Slated to become a free agent in the off-season, Canadian Laurent Duvernay-Tardif has more to consider than just where he’ll continue his NFL career.
The New York Jets veteran offensive lineman earned his medical degree from McGill in 2018 while a member of the Kansas City Chiefs. With the Jets’ season now complete following a 27-10 loss Sunday to the Buffalo Bills, Duvernay-Tardif said he has medical considerations to also address this winter.
“Honestly, everything is on the table right now,” Duvernay-Tardif told reporters after Sunday’s game. “I think, for me, it’s important also to look at my future as a physician.”
“There are some deadlines, there is some issues that I got to work out with the medical faculty, with the licensing back home in Canada, to make sure that I’m not having to restart that eight-year process that I went through. So, I’m going to get those answers and then I’ll start looking at my options from the football perspective.”
Duvernay-Tardif, 30, said medical graduates have four years to start their residency. Given he graduated from McGill in May 2018, that deadline is fast approaching.
Duvernay-Tardif was already in medical school when the Kansas City Chiefs took him in the sixth round of the ’14 NFL draft out of McGill. The native of Mont-Saint-Hilaire, Que., initially played football during the NFL season, then spent his off-season continuing his medical studies.
“I have got to find a way to get some leeway from the medical faculty in order to pursue my football career,” he said. “Of course, when it comes to being a physician, you don’t want to take short cuts . . . so I’ve got to make sure I am doing things right.
“That is what I am going to do in the next few weeks.”
New York acquired Duvernay-Tardif from Kansas City for tight end Dan Brown on Nov. 2, prior to the NFL draft deadline. Duvernay-Tardif waived his no-trade clause with the Chiefs to facilitate the move.

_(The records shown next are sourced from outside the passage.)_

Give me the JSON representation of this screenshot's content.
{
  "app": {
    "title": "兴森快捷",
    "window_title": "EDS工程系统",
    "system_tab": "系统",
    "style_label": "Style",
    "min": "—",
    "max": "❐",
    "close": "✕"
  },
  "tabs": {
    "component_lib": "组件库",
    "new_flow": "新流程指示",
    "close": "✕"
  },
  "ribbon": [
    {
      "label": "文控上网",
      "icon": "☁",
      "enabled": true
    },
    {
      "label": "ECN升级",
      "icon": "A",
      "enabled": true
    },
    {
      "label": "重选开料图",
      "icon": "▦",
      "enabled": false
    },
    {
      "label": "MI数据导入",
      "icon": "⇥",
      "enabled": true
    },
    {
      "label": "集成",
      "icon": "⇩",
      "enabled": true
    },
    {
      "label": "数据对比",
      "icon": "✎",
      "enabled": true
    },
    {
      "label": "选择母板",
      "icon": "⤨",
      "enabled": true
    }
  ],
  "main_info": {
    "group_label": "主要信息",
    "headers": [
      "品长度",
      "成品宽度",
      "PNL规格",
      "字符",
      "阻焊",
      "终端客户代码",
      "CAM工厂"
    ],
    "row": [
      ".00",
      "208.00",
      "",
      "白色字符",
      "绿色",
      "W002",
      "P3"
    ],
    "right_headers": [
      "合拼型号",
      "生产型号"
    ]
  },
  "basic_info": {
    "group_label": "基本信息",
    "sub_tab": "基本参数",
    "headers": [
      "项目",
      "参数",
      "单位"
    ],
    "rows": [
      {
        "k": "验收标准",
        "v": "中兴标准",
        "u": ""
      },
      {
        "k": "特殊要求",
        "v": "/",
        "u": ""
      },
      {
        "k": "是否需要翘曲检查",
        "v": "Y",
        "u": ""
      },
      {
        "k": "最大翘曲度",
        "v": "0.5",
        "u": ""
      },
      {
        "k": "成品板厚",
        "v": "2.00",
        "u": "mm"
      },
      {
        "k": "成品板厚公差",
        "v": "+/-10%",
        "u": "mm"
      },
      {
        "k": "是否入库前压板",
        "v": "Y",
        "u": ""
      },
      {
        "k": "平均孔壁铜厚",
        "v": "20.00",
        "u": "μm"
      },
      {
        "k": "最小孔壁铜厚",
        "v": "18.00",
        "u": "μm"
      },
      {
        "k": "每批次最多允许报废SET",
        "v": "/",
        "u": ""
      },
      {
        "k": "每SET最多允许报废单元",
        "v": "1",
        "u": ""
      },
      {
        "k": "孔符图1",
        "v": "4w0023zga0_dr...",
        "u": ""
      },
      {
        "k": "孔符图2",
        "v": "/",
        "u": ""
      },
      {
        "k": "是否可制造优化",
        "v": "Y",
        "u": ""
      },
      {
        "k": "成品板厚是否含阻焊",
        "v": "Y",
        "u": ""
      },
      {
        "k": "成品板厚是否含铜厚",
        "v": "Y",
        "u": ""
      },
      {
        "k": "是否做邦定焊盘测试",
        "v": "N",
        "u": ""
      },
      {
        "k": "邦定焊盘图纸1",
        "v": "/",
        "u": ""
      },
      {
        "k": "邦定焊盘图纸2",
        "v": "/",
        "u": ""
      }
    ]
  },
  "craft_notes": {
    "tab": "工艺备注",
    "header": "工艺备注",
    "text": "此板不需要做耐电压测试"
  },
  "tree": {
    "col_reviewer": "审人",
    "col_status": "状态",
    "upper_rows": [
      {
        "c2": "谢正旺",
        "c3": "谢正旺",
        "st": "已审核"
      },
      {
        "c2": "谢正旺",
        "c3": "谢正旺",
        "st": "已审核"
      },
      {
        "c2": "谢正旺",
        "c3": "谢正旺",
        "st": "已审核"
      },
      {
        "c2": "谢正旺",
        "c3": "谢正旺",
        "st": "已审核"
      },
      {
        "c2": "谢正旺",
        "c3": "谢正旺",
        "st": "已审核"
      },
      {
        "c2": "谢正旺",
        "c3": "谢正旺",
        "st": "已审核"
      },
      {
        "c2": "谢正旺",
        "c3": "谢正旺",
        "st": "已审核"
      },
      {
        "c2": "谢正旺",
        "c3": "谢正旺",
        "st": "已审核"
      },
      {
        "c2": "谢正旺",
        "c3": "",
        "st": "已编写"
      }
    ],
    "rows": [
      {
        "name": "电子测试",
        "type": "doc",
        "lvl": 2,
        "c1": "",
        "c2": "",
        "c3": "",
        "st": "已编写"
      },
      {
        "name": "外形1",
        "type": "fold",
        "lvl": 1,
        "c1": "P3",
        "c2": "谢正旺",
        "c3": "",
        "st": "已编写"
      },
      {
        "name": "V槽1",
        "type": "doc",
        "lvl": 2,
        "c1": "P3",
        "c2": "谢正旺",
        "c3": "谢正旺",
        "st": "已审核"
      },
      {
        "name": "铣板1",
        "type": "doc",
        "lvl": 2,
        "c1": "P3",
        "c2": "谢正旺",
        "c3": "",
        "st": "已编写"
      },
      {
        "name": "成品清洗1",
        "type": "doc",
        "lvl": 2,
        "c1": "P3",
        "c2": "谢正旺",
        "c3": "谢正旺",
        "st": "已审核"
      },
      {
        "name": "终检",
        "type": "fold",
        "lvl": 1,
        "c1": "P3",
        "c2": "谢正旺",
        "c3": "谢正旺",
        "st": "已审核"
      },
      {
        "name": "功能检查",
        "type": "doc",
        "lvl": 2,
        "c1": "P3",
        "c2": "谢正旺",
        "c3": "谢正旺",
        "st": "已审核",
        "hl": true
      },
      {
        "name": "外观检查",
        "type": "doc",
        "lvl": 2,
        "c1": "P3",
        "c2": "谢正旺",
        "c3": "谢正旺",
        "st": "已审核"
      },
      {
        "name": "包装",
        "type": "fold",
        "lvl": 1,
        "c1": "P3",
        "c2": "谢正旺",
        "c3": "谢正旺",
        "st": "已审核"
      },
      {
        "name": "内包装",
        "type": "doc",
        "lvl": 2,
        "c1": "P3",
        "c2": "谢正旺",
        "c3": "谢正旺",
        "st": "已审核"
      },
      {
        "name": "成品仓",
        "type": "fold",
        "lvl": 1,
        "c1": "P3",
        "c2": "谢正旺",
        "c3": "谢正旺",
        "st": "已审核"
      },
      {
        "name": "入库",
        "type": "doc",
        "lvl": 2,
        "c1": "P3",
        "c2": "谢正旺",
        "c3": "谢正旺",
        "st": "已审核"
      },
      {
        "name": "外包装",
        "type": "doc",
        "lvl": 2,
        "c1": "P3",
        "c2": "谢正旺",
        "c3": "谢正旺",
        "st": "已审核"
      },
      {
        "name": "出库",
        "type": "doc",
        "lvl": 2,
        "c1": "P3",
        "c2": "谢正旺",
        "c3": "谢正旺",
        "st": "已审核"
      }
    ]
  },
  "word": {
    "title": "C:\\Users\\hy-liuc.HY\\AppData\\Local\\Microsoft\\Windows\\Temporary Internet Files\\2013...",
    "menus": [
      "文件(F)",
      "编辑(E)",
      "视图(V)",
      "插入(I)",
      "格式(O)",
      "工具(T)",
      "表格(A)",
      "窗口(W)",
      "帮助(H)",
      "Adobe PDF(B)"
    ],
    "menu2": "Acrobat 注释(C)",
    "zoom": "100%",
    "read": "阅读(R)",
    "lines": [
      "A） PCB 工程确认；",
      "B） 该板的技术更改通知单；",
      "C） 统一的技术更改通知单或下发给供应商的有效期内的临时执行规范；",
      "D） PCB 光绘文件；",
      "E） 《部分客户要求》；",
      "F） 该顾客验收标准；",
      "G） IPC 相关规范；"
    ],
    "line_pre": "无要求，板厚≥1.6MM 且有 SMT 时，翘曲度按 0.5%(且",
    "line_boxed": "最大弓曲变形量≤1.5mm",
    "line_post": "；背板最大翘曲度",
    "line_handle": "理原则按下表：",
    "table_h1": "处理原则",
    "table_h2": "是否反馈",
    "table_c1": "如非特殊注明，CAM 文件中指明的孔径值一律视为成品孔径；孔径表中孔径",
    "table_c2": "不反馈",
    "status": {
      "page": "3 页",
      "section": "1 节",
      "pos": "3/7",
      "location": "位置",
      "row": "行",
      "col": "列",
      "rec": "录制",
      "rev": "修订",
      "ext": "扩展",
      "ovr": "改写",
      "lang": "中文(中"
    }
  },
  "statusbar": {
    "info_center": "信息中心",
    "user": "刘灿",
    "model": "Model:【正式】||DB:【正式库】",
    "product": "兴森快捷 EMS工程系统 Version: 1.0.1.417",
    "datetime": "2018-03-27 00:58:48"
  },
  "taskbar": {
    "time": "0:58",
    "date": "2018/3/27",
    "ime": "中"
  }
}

Duvernay-Tardif started seven-of-eight games with New York, which finished last in the AFC East with 4-13 record. By comparison, Kansas City (12-5) finished atop the AFC West.
“It’s disappointing to finish the season this way, that’s for sure,” Duvernay-Tardif said. “We’ve got to build a winning culture and start closing games . . . we’ve got to have that sense of urgency and put everything on the line to make sure we stay on the field offensively and win this game.
“I feel like in the NFL, so many games are won on the last drive of the fourth quarter and we’ve got to be able to not only put ourselves in that situation but after that convert and make it happen.
The six-foot-five, 321-pound Duvernay-Tardif started 57-of-60 career games with Kansas City. He made his first NFL start in 2015 and his last with the franchise was its 31-20 Super Bowl win over the San Francisco 49ers on Feb. 2, 2020.
Duvernay-Tardif became the first NFL player to opt-out of the ’20 season. He left football to battle the COVID-19 pandemic working at a long-term care facility in Montreal.
Duvernay-Tardif rejoined the Chiefs at training camp this summer but suffered a fractured bone in his hand. His starting position at right guard was taken by rookie Trey Smith.
At the time of the trade, Duvernay-Tardif said his desire to continue playing superseded his desire to remain with the Chiefs.
Duvernay-Tardif was recognized for his decision to put his football career on hold. He was a co-recipient of the Lou Marsh Trophy as Canada’s top athlete in 2020, and was named ESPN’s Muhammad Ali Sports Humanitarian of the Year as well as one of Sports Illustrated’s 2020 Sportspersons of the year.